Seasonal Affective Disorder and Premenstrual Dysphoric Disorder a psychopathological continuum: the role of serotonin
Chronobiology studies in the psychiatric field have highlighted numerous aspects that unite seasonal affective disorder and premenstrual dysphoric disorder. Today there is the hypothesis that these two disorders could be manifestations of the same pathology.
Advertising message Since ancient times it has been observed that climatic variations influence the state of health and mood. Hippocrates in 400 BC. C. described a depression related to the seasons. His writings and those of Pliny and Aristotle in the classical period testify that a number of symptoms that afflicted women in the premenstrual period were also known.
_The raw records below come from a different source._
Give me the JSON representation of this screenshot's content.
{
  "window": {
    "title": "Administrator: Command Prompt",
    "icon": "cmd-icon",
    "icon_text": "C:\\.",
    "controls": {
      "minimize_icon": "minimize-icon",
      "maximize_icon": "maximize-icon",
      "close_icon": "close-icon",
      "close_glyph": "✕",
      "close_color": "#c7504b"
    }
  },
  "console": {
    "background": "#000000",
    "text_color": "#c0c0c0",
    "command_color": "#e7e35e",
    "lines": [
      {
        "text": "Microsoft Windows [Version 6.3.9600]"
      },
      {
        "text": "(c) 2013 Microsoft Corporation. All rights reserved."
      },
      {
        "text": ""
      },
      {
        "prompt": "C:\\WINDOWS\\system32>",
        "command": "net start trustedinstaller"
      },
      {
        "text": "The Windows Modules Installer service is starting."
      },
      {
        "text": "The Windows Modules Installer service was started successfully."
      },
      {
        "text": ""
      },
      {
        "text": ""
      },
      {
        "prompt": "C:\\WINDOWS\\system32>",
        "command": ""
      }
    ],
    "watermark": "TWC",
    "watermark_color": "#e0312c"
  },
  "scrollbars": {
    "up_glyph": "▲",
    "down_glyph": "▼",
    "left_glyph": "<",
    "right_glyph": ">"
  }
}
Chronobiology currently studies periodic phenomena in living organisms and describes the molecular mechanisms linked to dark-light cycles, to the alternation of seasons and moon phases. It is now proven that the production of numerous hormones and various neurotransmitters is influenced by these facts. Numerous chronobiological psychiatric studies have been conducted over the past twenty years.
There are two mood disorders, the seasonal affective disorder and the premenstrual dysphoric disorder, which in addition to having the periodicity in manifestation in common, seem to share some etiopathogenetic aspects.
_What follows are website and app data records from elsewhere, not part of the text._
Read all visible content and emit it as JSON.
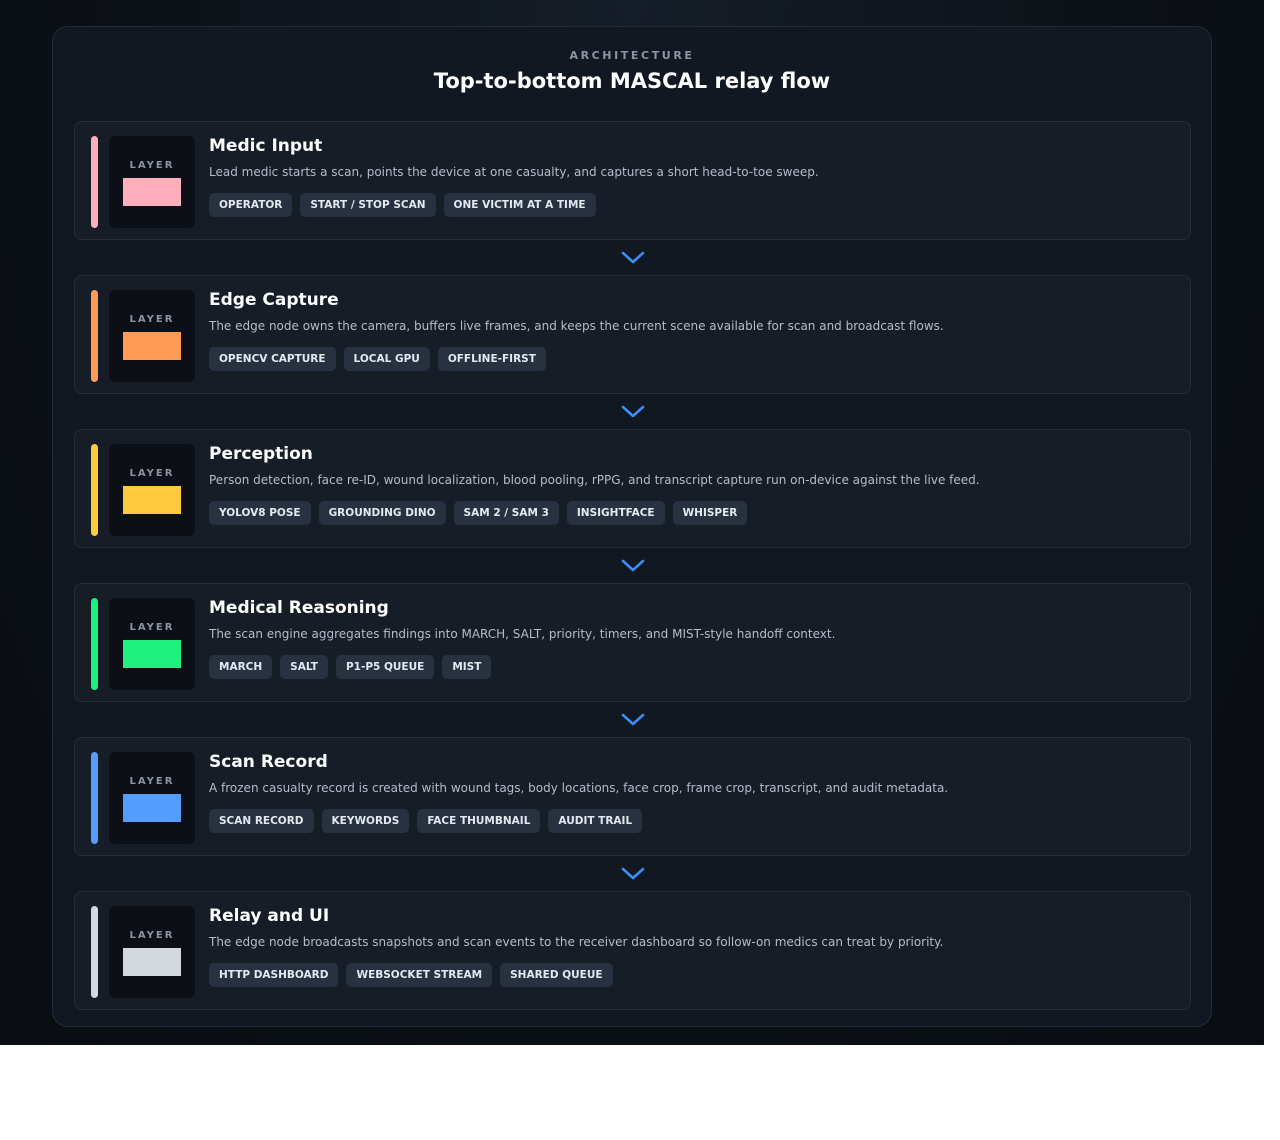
{
  "header": {
    "eyebrow": "ARCHITECTURE",
    "title": "Top-to-bottom MASCAL relay flow"
  },
  "layers": [
    {
      "chip_label": "LAYER",
      "color": "#ffaebe",
      "title": "Medic Input",
      "description": "Lead medic starts a scan, points the device at one casualty, and captures a short head-to-toe sweep.",
      "tags": [
        "OPERATOR",
        "START / STOP SCAN",
        "ONE VICTIM AT A TIME"
      ]
    },
    {
      "chip_label": "LAYER",
      "color": "#ff9b55",
      "title": "Edge Capture",
      "description": "The edge node owns the camera, buffers live frames, and keeps the current scene available for scan and broadcast flows.",
      "tags": [
        "OPENCV CAPTURE",
        "LOCAL GPU",
        "OFFLINE-FIRST"
      ]
    },
    {
      "chip_label": "LAYER",
      "color": "#ffc93d",
      "title": "Perception",
      "description": "Person detection, face re-ID, wound localization, blood pooling, rPPG, and transcript capture run on-device against the live feed.",
      "tags": [
        "YOLOV8 POSE",
        "GROUNDING DINO",
        "SAM 2 / SAM 3",
        "INSIGHTFACE",
        "WHISPER"
      ]
    },
    {
      "chip_label": "LAYER",
      "color": "#1fef7c",
      "title": "Medical Reasoning",
      "description": "The scan engine aggregates findings into MARCH, SALT, priority, timers, and MIST-style handoff context.",
      "tags": [
        "MARCH",
        "SALT",
        "P1-P5 QUEUE",
        "MIST"
      ]
    },
    {
      "chip_label": "LAYER",
      "color": "#539dff",
      "title": "Scan Record",
      "description": "A frozen casualty record is created with wound tags, body locations, face crop, frame crop, transcript, and audit metadata.",
      "tags": [
        "SCAN RECORD",
        "KEYWORDS",
        "FACE THUMBNAIL",
        "AUDIT TRAIL"
      ]
    },
    {
      "chip_label": "LAYER",
      "color": "#d4d8df",
      "title": "Relay and UI",
      "description": "The edge node broadcasts snapshots and scan events to the receiver dashboard so follow-on medics can treat by priority.",
      "tags": [
        "HTTP DASHBOARD",
        "WEBSOCKET STREAM",
        "SHARED QUEUE"
      ]
    }
  ],
  "connector": {
    "icon": "chevron-down-icon",
    "color": "#3b8ef5"
  }
}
Seasonal Affective Disorder is an atypical chronic depressive disorder whose symptoms can occur with a winter periodicity, with onset in the autumn season, or summer with spring onset. From a clinical point of view, the atypical nature of the disorder is linked to the fact that the mood is depressed but reactive. This means that those who suffer from it have a drop in mood, but are able to rejoice in the face of positive events. Other symptoms are hyperphagia, with preference for carbohydrate ingestion, fatigue, hypersomnia and weight gain. There are several etiopathogenetic hypotheses for SAD, all of which have a common denominator represented by the duration of exposure to sunlight. The amount of light affects the endogenous production of melatonin and serotonin. Melatonin, also called sleep hormone, it could be produced in excess in the absence of sunlight. Too high levels generate hypersomnia and could predispose to depression. According to the results of a study by researchers at the University of Copenhagen, presented at the XII International Conference on Neuropsychopharmacology in London (2014), people who develop SAD have altered SERT levels, which is the serotonin transporter molecule.
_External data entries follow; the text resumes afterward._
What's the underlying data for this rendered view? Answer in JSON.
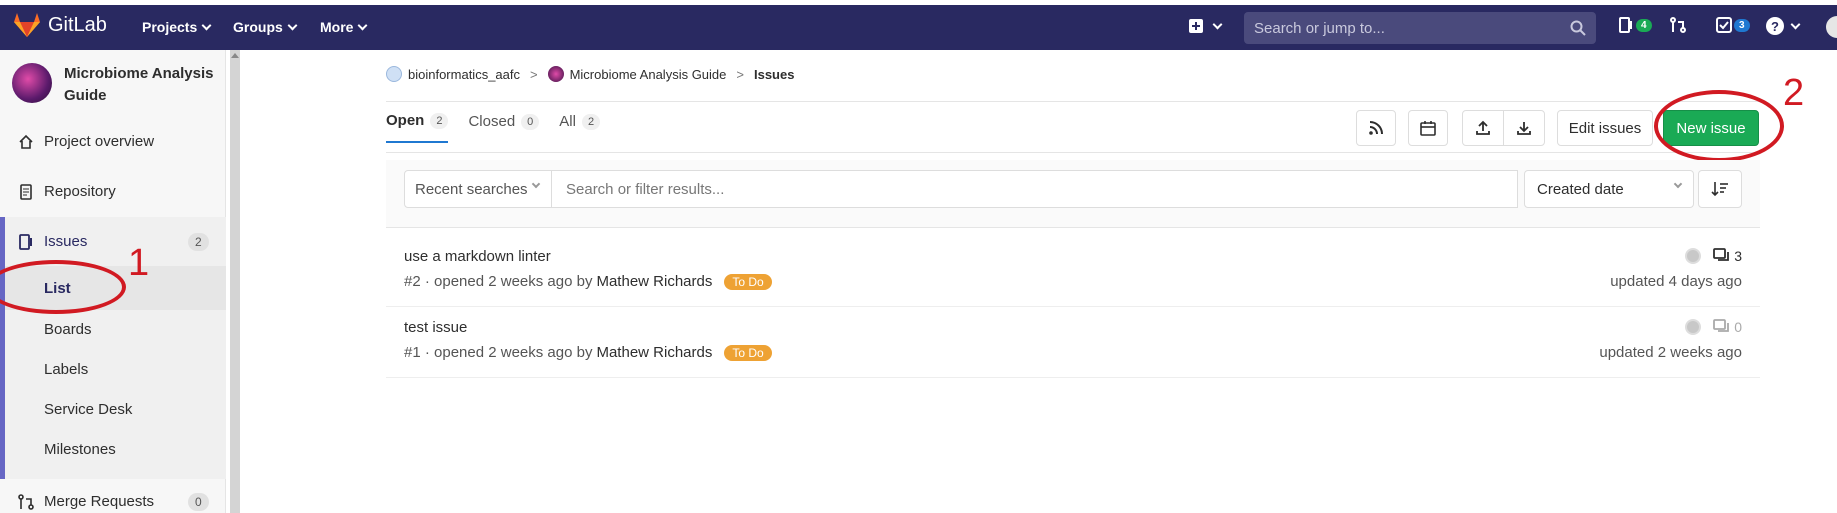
{
  "topbar": {
    "brand": "GitLab",
    "nav": [
      "Projects",
      "Groups",
      "More"
    ],
    "search_placeholder": "Search or jump to...",
    "badges": {
      "todos_count": "4",
      "issues_count": "3"
    },
    "colors": {
      "bg": "#292961",
      "green_badge": "#1aaa55",
      "blue_badge": "#1f78d1"
    }
  },
  "sidebar": {
    "project_name": "Microbiome Analysis Guide",
    "items": {
      "overview": "Project overview",
      "repository": "Repository",
      "issues": "Issues",
      "issues_count": "2",
      "merge_requests": "Merge Requests",
      "mr_count": "0"
    },
    "issues_sub": [
      "List",
      "Boards",
      "Labels",
      "Service Desk",
      "Milestones"
    ]
  },
  "breadcrumb": {
    "group": "bioinformatics_aafc",
    "project": "Microbiome Analysis Guide",
    "current": "Issues"
  },
  "tabs": [
    {
      "label": "Open",
      "count": "2"
    },
    {
      "label": "Closed",
      "count": "0"
    },
    {
      "label": "All",
      "count": "2"
    }
  ],
  "toolbar": {
    "edit_issues": "Edit issues",
    "new_issue": "New issue"
  },
  "filter": {
    "recent_searches": "Recent searches",
    "placeholder": "Search or filter results...",
    "sort": "Created date"
  },
  "issues": [
    {
      "title": "use a markdown linter",
      "ref": "#2 · opened 2 weeks ago by",
      "author": "Mathew Richards",
      "label": "To Do",
      "comments": "3",
      "updated": "updated 4 days ago"
    },
    {
      "title": "test issue",
      "ref": "#1 · opened 2 weeks ago by",
      "author": "Mathew Richards",
      "label": "To Do",
      "comments": "0",
      "updated": "updated 2 weeks ago"
    }
  ],
  "annotations": {
    "one": "1",
    "two": "2"
  }
}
Advertising message It is a mood disorder that occurs among the symptoms of premenstrual syndrome. It is characterized not only by depressed mood but also by irritability and emotional lability. The intensity of these symptoms can be such as to significantly affect work activity and social interactions. There are several etiological factors called into question to explain the origin of this disorder. Rojanski et al. (1991) in one study reported an overall reduction in serotonin plasma levels in the luteinic phase of the ovarian cycle in women with PMS. Serotonin convolution is also demonstrated by the ex-juvantibus criterion, in fact in 60% of women with PMS, the symptoms regress with the administration of serotonergic antidepressants (Steiner M. et al. 1995, Freeman Ew. 2005).
In 2006, the results of a study were published in the Italian Journal of Psychopathology which aimed to evaluate the prevalence of SAD and PMS in a population of women without psychiatric disorders and to determine the prevalence of PMS in women who presented with a diagnosis of SAD. The results of the study allow us to affirm that SAD and PMS have an overlapping epidemiological profile and a similar symptomatology. The therapeutic efficacy of serotonergic antidepressants is recognized for both disorders. In the Italian female population SAD and PMS occur frequently in association. All these data lead to suppose a common neurobiological basis, the two disorders could be manifestations of the same pathology.